Source data>
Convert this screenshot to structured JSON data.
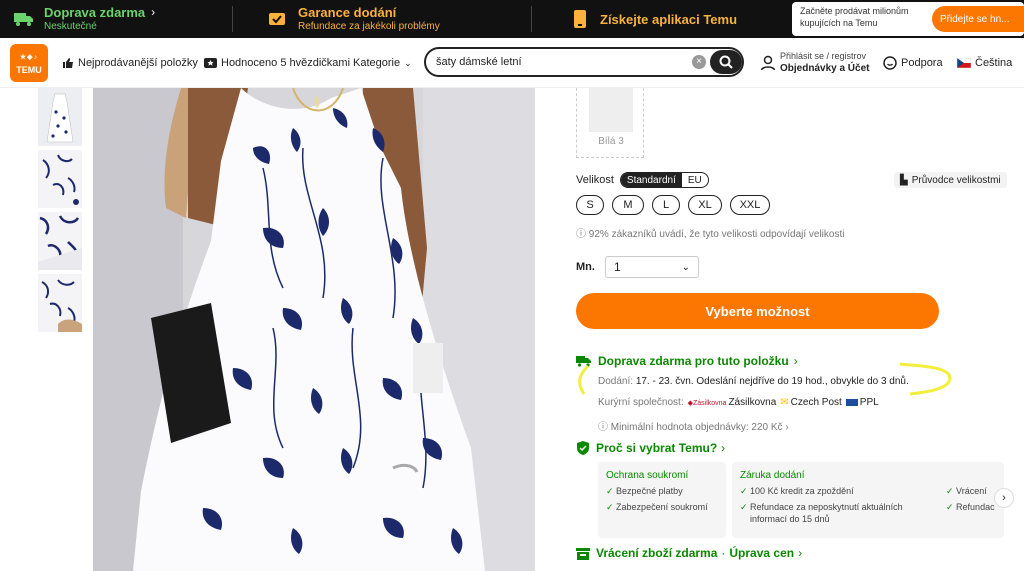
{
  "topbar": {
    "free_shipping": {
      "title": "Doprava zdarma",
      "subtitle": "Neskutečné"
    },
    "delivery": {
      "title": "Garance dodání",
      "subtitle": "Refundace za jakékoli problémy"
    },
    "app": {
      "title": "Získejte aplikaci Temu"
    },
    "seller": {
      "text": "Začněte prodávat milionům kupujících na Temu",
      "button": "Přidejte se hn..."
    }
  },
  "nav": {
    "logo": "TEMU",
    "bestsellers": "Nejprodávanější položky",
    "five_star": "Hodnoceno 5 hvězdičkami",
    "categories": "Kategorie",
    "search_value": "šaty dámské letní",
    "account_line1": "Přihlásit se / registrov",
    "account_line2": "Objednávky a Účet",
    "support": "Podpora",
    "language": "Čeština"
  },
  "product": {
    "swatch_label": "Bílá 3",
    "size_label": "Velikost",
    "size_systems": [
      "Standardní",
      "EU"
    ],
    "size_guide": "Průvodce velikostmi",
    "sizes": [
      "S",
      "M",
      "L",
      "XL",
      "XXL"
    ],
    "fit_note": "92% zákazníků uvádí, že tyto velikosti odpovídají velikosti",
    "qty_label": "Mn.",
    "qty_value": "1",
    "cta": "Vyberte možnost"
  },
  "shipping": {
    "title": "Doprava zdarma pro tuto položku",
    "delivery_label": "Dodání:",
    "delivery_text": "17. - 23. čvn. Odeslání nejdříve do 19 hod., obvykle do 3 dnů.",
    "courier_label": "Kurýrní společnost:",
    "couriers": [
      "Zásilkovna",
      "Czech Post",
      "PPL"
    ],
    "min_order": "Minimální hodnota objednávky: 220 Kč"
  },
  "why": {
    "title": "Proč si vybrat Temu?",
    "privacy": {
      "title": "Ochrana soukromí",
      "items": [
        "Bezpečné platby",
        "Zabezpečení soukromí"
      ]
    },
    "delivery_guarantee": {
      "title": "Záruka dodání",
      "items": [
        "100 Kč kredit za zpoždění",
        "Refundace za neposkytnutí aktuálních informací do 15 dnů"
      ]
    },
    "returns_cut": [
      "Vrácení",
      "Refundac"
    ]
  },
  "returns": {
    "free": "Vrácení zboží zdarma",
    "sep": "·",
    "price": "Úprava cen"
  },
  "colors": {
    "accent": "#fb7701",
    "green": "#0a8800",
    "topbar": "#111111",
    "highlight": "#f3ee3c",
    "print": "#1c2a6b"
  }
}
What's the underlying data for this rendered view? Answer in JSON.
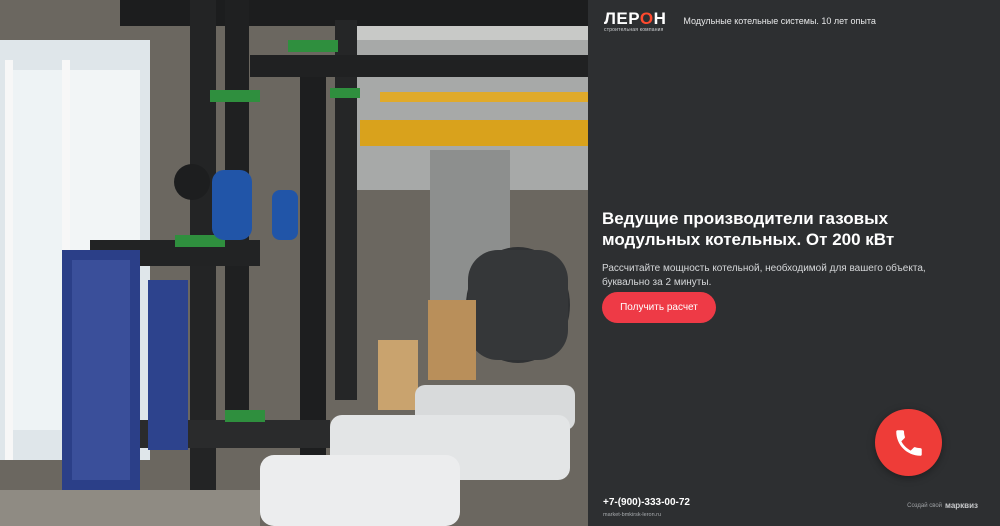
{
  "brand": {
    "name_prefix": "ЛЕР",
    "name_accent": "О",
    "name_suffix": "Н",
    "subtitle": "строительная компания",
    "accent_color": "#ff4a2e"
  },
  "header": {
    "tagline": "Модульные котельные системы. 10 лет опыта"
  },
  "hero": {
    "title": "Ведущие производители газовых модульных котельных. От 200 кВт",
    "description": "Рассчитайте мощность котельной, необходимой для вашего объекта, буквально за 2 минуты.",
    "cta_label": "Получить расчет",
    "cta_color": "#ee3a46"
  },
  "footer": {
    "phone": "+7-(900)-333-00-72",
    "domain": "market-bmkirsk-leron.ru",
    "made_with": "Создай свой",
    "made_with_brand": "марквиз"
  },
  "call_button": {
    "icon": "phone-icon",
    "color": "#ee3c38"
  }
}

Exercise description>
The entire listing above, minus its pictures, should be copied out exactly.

Answer space>
Convert this screenshot to structured JSON data.
{
  "topbar": {
    "free_shipping": {
      "title": "Doprava zdarma",
      "subtitle": "Neskutečné"
    },
    "delivery": {
      "title": "Garance dodání",
      "subtitle": "Refundace za jakékoli problémy"
    },
    "app": {
      "title": "Získejte aplikaci Temu"
    },
    "seller": {
      "text": "Začněte prodávat milionům kupujících na Temu",
      "button": "Přidejte se hn..."
    }
  },
  "nav": {
    "logo": "TEMU",
    "bestsellers": "Nejprodávanější položky",
    "five_star": "Hodnoceno 5 hvězdičkami",
    "categories": "Kategorie",
    "search_value": "šaty dámské letní",
    "account_line1": "Přihlásit se / registrov",
    "account_line2": "Objednávky a Účet",
    "support": "Podpora",
    "language": "Čeština"
  },
  "product": {
    "swatch_label": "Bílá 3",
    "size_label": "Velikost",
    "size_systems": [
      "Standardní",
      "EU"
    ],
    "size_guide": "Průvodce velikostmi",
    "sizes": [
      "S",
      "M",
      "L",
      "XL",
      "XXL"
    ],
    "fit_note": "92% zákazníků uvádí, že tyto velikosti odpovídají velikosti",
    "qty_label": "Mn.",
    "qty_value": "1",
    "cta": "Vyberte možnost"
  },
  "shipping": {
    "title": "Doprava zdarma pro tuto položku",
    "delivery_label": "Dodání:",
    "delivery_text": "17. - 23. čvn. Odeslání nejdříve do 19 hod., obvykle do 3 dnů.",
    "courier_label": "Kurýrní společnost:",
    "couriers": [
      "Zásilkovna",
      "Czech Post",
      "PPL"
    ],
    "min_order": "Minimální hodnota objednávky: 220 Kč"
  },
  "why": {
    "title": "Proč si vybrat Temu?",
    "privacy": {
      "title": "Ochrana soukromí",
      "items": [
        "Bezpečné platby",
        "Zabezpečení soukromí"
      ]
    },
    "delivery_guarantee": {
      "title": "Záruka dodání",
      "items": [
        "100 Kč kredit za zpoždění",
        "Refundace za neposkytnutí aktuálních informací do 15 dnů"
      ]
    },
    "returns_cut": [
      "Vrácení",
      "Refundac"
    ]
  },
  "returns": {
    "free": "Vrácení zboží zdarma",
    "sep": "·",
    "price": "Úprava cen"
  },
  "colors": {
    "accent": "#fb7701",
    "green": "#0a8800",
    "topbar": "#111111",
    "highlight": "#f3ee3c",
    "print": "#1c2a6b"
  }
}
What's the underlying data for this rendered view? Answer in JSON.
{
  "brand": {
    "name_prefix": "ЛЕР",
    "name_accent": "О",
    "name_suffix": "Н",
    "subtitle": "строительная компания",
    "accent_color": "#ff4a2e"
  },
  "header": {
    "tagline": "Модульные котельные системы. 10 лет опыта"
  },
  "hero": {
    "title": "Ведущие производители газовых модульных котельных. От 200 кВт",
    "description": "Рассчитайте мощность котельной, необходимой для вашего объекта, буквально за 2 минуты.",
    "cta_label": "Получить расчет",
    "cta_color": "#ee3a46"
  },
  "footer": {
    "phone": "+7-(900)-333-00-72",
    "domain": "market-bmkirsk-leron.ru",
    "made_with": "Создай свой",
    "made_with_brand": "марквиз"
  },
  "call_button": {
    "icon": "phone-icon",
    "color": "#ee3c38"
  }
}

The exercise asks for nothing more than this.